--- START ---
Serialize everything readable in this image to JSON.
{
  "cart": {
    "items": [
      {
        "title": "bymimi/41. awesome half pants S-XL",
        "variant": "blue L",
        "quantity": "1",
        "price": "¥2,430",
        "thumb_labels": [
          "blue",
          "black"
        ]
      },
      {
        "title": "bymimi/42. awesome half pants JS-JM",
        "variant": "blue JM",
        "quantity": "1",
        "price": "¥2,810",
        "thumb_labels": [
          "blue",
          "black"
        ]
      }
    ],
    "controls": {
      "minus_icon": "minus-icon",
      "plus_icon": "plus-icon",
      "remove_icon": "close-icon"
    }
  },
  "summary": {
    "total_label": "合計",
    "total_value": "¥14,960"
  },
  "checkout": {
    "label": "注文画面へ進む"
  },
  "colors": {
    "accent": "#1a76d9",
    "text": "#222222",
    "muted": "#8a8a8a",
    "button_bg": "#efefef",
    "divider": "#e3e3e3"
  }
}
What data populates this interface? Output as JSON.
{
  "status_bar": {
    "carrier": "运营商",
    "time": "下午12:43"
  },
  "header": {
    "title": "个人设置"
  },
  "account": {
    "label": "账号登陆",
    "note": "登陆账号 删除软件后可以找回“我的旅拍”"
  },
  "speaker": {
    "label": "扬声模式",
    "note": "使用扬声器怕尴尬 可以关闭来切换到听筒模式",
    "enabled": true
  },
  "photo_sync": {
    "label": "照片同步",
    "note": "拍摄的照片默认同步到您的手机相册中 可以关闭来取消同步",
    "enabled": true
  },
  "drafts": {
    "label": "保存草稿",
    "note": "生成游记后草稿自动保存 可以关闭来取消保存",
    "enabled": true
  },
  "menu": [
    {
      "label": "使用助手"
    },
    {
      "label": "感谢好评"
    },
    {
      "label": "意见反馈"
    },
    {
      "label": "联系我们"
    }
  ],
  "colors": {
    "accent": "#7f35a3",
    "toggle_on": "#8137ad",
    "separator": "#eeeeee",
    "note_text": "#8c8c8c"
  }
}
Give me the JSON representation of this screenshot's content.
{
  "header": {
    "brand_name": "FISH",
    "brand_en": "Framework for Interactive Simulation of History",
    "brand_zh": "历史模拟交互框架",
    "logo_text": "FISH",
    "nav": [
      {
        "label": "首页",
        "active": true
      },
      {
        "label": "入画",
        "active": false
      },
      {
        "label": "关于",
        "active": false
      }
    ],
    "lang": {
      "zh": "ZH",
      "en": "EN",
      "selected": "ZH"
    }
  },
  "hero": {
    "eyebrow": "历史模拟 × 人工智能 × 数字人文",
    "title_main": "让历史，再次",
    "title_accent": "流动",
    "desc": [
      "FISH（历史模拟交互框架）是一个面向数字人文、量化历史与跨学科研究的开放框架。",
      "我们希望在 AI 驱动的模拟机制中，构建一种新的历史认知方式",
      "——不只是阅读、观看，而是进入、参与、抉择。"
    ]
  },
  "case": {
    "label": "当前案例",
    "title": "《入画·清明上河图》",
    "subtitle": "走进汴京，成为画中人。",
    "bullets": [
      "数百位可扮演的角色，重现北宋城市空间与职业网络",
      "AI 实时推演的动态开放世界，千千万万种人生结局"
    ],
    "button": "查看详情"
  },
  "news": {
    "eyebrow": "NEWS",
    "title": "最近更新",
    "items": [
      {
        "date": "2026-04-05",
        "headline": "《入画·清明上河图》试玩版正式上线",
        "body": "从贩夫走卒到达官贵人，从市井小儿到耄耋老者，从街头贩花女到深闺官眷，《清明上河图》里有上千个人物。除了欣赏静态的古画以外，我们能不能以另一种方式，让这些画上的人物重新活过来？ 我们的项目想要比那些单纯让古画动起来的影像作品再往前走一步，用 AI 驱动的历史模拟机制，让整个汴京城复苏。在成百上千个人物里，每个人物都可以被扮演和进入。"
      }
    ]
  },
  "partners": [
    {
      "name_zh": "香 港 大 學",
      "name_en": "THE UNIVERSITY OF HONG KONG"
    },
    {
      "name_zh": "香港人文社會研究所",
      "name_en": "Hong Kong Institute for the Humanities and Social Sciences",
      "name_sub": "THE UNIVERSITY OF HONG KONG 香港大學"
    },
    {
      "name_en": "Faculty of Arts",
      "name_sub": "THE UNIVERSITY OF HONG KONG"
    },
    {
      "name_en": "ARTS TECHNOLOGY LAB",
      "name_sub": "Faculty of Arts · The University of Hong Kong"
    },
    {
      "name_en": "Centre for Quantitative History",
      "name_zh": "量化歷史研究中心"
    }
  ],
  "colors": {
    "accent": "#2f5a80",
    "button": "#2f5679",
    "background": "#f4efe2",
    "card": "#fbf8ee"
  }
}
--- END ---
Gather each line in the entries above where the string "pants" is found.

● **Answer**
        "title": "bymimi/41. awesome half pants S-XL",
        "title": "bymimi/42. awesome half pants JS-JM",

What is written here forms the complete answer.